■ **Action item**
Give back each entry verbatim.

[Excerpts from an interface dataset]
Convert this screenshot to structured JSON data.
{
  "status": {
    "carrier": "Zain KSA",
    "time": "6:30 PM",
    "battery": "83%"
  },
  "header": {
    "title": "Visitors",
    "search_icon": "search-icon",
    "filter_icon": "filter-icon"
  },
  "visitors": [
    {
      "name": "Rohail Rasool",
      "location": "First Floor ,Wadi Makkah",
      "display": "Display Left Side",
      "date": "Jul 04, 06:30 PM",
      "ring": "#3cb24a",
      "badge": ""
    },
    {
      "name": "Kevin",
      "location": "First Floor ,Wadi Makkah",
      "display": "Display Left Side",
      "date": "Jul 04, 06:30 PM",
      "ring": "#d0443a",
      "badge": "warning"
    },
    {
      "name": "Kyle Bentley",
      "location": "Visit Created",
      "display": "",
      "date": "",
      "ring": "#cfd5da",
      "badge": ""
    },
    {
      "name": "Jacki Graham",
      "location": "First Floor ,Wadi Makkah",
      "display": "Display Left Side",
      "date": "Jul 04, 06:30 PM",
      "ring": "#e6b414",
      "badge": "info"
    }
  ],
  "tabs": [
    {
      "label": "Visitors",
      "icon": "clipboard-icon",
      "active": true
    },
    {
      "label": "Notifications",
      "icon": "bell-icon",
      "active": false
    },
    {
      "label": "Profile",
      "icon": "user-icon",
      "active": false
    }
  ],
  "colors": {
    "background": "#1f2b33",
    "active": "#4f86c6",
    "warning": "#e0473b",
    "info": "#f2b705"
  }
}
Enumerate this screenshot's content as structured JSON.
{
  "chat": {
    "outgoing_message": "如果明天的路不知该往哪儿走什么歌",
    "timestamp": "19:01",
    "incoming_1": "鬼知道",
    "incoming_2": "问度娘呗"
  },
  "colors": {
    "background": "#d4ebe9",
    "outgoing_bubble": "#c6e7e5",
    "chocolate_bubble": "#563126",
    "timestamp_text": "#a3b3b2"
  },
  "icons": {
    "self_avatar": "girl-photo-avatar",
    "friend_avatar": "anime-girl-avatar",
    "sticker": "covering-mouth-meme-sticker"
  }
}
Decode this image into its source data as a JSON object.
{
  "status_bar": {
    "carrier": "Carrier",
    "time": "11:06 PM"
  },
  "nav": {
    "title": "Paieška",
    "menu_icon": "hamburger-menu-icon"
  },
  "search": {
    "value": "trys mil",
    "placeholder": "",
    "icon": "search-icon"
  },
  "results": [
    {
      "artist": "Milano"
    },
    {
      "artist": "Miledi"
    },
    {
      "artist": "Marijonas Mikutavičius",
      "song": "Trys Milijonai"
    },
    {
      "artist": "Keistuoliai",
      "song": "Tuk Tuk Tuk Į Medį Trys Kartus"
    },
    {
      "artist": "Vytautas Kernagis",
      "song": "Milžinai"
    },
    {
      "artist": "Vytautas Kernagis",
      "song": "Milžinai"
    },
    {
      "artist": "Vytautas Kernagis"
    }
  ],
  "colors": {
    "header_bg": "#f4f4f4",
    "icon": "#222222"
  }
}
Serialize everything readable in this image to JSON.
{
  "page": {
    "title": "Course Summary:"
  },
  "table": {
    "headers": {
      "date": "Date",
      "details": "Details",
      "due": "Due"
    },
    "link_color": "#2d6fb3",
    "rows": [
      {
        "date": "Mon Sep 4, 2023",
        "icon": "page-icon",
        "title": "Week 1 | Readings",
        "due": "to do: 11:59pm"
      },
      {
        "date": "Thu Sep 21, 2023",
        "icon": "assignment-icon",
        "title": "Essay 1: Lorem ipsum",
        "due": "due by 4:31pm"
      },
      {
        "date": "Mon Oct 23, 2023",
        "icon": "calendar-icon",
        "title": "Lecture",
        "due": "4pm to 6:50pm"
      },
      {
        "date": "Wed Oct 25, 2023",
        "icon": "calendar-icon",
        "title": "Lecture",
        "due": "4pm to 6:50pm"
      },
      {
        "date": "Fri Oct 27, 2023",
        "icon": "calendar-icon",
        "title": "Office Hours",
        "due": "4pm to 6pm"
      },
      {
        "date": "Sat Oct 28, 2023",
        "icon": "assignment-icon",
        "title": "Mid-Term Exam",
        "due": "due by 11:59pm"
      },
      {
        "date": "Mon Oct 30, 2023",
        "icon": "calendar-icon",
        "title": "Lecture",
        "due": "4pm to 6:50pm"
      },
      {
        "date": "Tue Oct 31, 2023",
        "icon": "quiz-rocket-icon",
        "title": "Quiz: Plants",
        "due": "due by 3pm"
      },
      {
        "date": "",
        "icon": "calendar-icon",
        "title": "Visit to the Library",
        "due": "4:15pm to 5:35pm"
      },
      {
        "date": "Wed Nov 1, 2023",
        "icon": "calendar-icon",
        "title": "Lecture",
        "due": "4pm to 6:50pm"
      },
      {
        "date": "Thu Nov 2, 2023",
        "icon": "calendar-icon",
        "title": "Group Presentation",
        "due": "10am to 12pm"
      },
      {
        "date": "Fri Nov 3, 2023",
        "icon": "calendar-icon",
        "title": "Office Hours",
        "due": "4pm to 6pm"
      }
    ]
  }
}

■ **Output below**
Convert this screenshot to structured JSON data.
{
  "status": {
    "carrier": "Zain KSA",
    "time": "6:30 PM",
    "battery": "83%"
  },
  "header": {
    "title": "Visitors",
    "search_icon": "search-icon",
    "filter_icon": "filter-icon"
  },
  "visitors": [
    {
      "name": "Rohail Rasool",
      "location": "First Floor ,Wadi Makkah",
      "display": "Display Left Side",
      "date": "Jul 04, 06:30 PM",
      "ring": "#3cb24a",
      "badge": ""
    },
    {
      "name": "Kevin",
      "location": "First Floor ,Wadi Makkah",
      "display": "Display Left Side",
      "date": "Jul 04, 06:30 PM",
      "ring": "#d0443a",
      "badge": "warning"
    },
    {
      "name": "Kyle Bentley",
      "location": "Visit Created",
      "display": "",
      "date": "",
      "ring": "#cfd5da",
      "badge": ""
    },
    {
      "name": "Jacki Graham",
      "location": "First Floor ,Wadi Makkah",
      "display": "Display Left Side",
      "date": "Jul 04, 06:30 PM",
      "ring": "#e6b414",
      "badge": "info"
    }
  ],
  "tabs": [
    {
      "label": "Visitors",
      "icon": "clipboard-icon",
      "active": true
    },
    {
      "label": "Notifications",
      "icon": "bell-icon",
      "active": false
    },
    {
      "label": "Profile",
      "icon": "user-icon",
      "active": false
    }
  ],
  "colors": {
    "background": "#1f2b33",
    "active": "#4f86c6",
    "warning": "#e0473b",
    "info": "#f2b705"
  }
}
Enumerate this screenshot's content as structured JSON.
{
  "chat": {
    "outgoing_message": "如果明天的路不知该往哪儿走什么歌",
    "timestamp": "19:01",
    "incoming_1": "鬼知道",
    "incoming_2": "问度娘呗"
  },
  "colors": {
    "background": "#d4ebe9",
    "outgoing_bubble": "#c6e7e5",
    "chocolate_bubble": "#563126",
    "timestamp_text": "#a3b3b2"
  },
  "icons": {
    "self_avatar": "girl-photo-avatar",
    "friend_avatar": "anime-girl-avatar",
    "sticker": "covering-mouth-meme-sticker"
  }
}
Decode this image into its source data as a JSON object.
{
  "status_bar": {
    "carrier": "Carrier",
    "time": "11:06 PM"
  },
  "nav": {
    "title": "Paieška",
    "menu_icon": "hamburger-menu-icon"
  },
  "search": {
    "value": "trys mil",
    "placeholder": "",
    "icon": "search-icon"
  },
  "results": [
    {
      "artist": "Milano"
    },
    {
      "artist": "Miledi"
    },
    {
      "artist": "Marijonas Mikutavičius",
      "song": "Trys Milijonai"
    },
    {
      "artist": "Keistuoliai",
      "song": "Tuk Tuk Tuk Į Medį Trys Kartus"
    },
    {
      "artist": "Vytautas Kernagis",
      "song": "Milžinai"
    },
    {
      "artist": "Vytautas Kernagis",
      "song": "Milžinai"
    },
    {
      "artist": "Vytautas Kernagis"
    }
  ],
  "colors": {
    "header_bg": "#f4f4f4",
    "icon": "#222222"
  }
}
Serialize everything readable in this image to JSON.
{
  "page": {
    "title": "Course Summary:"
  },
  "table": {
    "headers": {
      "date": "Date",
      "details": "Details",
      "due": "Due"
    },
    "link_color": "#2d6fb3",
    "rows": [
      {
        "date": "Mon Sep 4, 2023",
        "icon": "page-icon",
        "title": "Week 1 | Readings",
        "due": "to do: 11:59pm"
      },
      {
        "date": "Thu Sep 21, 2023",
        "icon": "assignment-icon",
        "title": "Essay 1: Lorem ipsum",
        "due": "due by 4:31pm"
      },
      {
        "date": "Mon Oct 23, 2023",
        "icon": "calendar-icon",
        "title": "Lecture",
        "due": "4pm to 6:50pm"
      },
      {
        "date": "Wed Oct 25, 2023",
        "icon": "calendar-icon",
        "title": "Lecture",
        "due": "4pm to 6:50pm"
      },
      {
        "date": "Fri Oct 27, 2023",
        "icon": "calendar-icon",
        "title": "Office Hours",
        "due": "4pm to 6pm"
      },
      {
        "date": "Sat Oct 28, 2023",
        "icon": "assignment-icon",
        "title": "Mid-Term Exam",
        "due": "due by 11:59pm"
      },
      {
        "date": "Mon Oct 30, 2023",
        "icon": "calendar-icon",
        "title": "Lecture",
        "due": "4pm to 6:50pm"
      },
      {
        "date": "Tue Oct 31, 2023",
        "icon": "quiz-rocket-icon",
        "title": "Quiz: Plants",
        "due": "due by 3pm"
      },
      {
        "date": "",
        "icon": "calendar-icon",
        "title": "Visit to the Library",
        "due": "4:15pm to 5:35pm"
      },
      {
        "date": "Wed Nov 1, 2023",
        "icon": "calendar-icon",
        "title": "Lecture",
        "due": "4pm to 6:50pm"
      },
      {
        "date": "Thu Nov 2, 2023",
        "icon": "calendar-icon",
        "title": "Group Presentation",
        "due": "10am to 12pm"
      },
      {
        "date": "Fri Nov 3, 2023",
        "icon": "calendar-icon",
        "title": "Office Hours",
        "due": "4pm to 6pm"
      }
    ]
  }
}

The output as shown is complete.